STM32 Pin definition generator.
I wanted to make SVG visualizations of STM32 pinouts, and ST doesn't seem to distribute CSV files with peripheral information. I mean, they might, but I couldn't find any. So this is an attempt to pull the information out of their PDF datasheets.
Unfortunately, the formatted output from
pdftotext is a little tricky to parse, so you still have to manually put peripheral labels on the right rows and clean up the column boundaries. Still, it's a lot faster than doing the whole thing by hand.
The parsing might also break with certain datasheets; I haven't tried too many. The formatting will also only work for QFP/QFN/TSSOP packages. BGA/WLCSP packages use alphanumeric identifiers which the script will try to parse as integers. What I'm trying to say is, this is not very complete or easy-to-use. Sorry.
There are two scripts. The
pin_extract.py script pulls a pin table out of an STM32 datasheet, and stores it in an intermediary text file. The datasheets use commas for peripheral separators, so '#' characters are used to separate columns in the text file.
The intermediary file will have a bunch of peripheral definitions on their own lines - usually ones without trailing commas mark pin boundaries, but it is not entirely consistent. The script will print out the exact format that it wants to see when it finishes running.

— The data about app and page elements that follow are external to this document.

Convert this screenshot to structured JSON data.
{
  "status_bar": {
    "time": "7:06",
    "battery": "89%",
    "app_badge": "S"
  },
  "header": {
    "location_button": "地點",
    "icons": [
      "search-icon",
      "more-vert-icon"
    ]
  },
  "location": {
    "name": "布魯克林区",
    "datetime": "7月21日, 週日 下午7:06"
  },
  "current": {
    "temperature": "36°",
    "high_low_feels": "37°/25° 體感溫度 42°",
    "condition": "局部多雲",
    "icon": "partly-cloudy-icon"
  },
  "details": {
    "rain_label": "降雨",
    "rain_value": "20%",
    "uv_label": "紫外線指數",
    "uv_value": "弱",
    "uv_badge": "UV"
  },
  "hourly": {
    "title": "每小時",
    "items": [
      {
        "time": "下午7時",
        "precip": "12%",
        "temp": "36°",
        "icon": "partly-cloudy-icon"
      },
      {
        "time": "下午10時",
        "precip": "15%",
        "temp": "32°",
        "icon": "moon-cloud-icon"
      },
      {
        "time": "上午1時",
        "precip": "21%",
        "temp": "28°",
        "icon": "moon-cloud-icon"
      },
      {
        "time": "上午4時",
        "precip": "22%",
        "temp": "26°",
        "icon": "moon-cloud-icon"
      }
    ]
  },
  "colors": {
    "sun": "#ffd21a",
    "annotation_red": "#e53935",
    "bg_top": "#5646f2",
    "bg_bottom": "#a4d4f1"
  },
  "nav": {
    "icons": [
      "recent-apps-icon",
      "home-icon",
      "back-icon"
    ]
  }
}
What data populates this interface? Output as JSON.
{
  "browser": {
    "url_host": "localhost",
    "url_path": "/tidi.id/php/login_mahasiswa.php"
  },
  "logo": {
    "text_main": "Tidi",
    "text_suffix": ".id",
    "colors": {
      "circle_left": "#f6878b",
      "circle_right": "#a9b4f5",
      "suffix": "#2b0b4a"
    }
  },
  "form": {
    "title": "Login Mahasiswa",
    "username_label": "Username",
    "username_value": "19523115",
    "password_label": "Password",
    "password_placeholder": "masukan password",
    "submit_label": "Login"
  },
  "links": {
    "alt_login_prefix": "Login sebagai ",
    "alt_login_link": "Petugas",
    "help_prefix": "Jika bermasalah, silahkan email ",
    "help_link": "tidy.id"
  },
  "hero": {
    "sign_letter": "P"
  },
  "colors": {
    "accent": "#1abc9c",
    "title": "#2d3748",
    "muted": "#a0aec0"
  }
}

Once the intermediary file is re-formatted, the
pin_ingest.py script will parse it into two LaTeX files designed to go on the top and bottom of a vector image of which peripherals go to which pins on the chip. Since ST's datasheets usually cover several similar chips, the
pin_ingest.py script accepts two arguments: the input file, and which (0-indexed) column of the 'pin mapping' table you want to generate tables for.
Examples of processed intermediary files are provided under the
Inkscape can import the PDF files generated by
pdflatex, and I assume that Photoshop & co. can too. The cells are colored based on a peripheral's number, and peripherals are grouped into individual rows by protocol (USART, SPI, Timers, etc).
A better option is to use an excellent open-source project called Tabula to create a CSV file of the table. There is also a
pin_tabula_ingest.py script for processing those files, and it has the same syntax as
pin_tabula_ingest.py <tabula_export>.csv <pin_column>
It generates the same LaTeX files as the other scripts, but without the tedious manual processing.